The soul is something remarkable in human conception. Aristotle would say that the soul was the actual form of the body, that it was one in the same with the body and could not be separated from it since it possessed its own inherent behaviors. And this was not only applied to humans, but to trees, daisies, dogs, cats, and the noble platypus, natures D-student. Absolutely fascinating notion though, especially at this point in intellectual history since you have this genuine attempt to mesh a burgeoning scientific inclination to abstract principles. Aristotle would call this the pneuma, the breath of the cosmos that, at least in my opinion, gave animation to the deeper ontological designs of the human. Even Descartes commented on this in the form of the spiritus
, from the stoic conceptions of this grand immaterial "something" that was both the causal form of the cosmos and the reason why Timmy grew one inch taller this year, why Timmy hates cheese sticks, or why Timmy believes that spinach is bad.
But Descartes, Plato, and most everyone else and their mom would say that the soul is an immaterial part of a body that shared a connection but was not necessarily bound to it permanently. Saint Thomas Aquinas even mentioned that in the corporeal realm, the unification of body and soul was the foremost natural way. But even with the fact that the soul may have a relationship with the body in the case of Descartes, the soul is substantial. It is in the respect of tangibility that the issue prevails I suppose in this case.
Could someone own my soul? Depends on your conception of a soul. If you were to believe, for example, that the soul shares only a passing relationship with the body, then perhaps not. However, even in this respect, that is not to say that there is some entity which could exist and have some bond with my soul. In such a case, I don't know, but it would be wise for me to think that it could happen. Why? Because if I find out, when I do find out eventually, that there is something that has a bond with my soul, I acknowledge beforehand that it is so. If there is not something, I do not lose anything in affirming that bond, only if I deny that bond and find out that the bond does exist.

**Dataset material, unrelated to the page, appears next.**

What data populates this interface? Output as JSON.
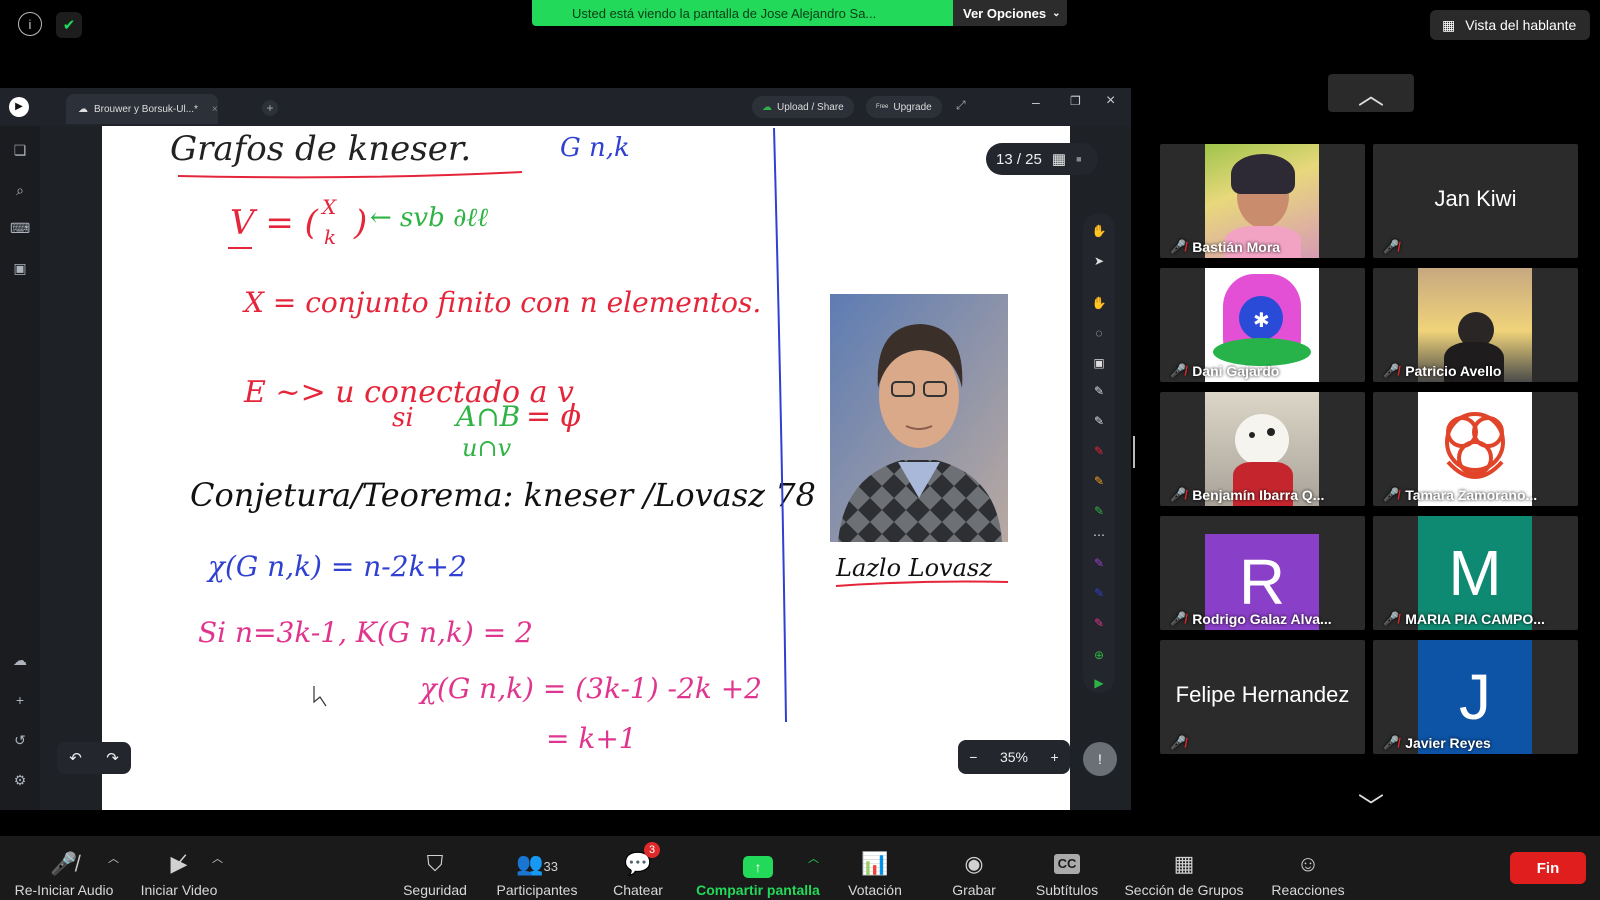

In many ways then, ownership of the soul is either absolute in the terms of this bond that we don't know we have or non-existent. Then, a sort of implied ownership, with nothing explicitly stating that "x owns my soul." And this is to say that someone on earth in my corporeal realm could most likely not own my soul, unless they had some way to tangibly say "here is your soul, check it out." But if anything, there are still major issues with ownership of physical certainty. Do I really own my body, and if so, am I not subject to this or that law. Do I have ownership of my land ad astra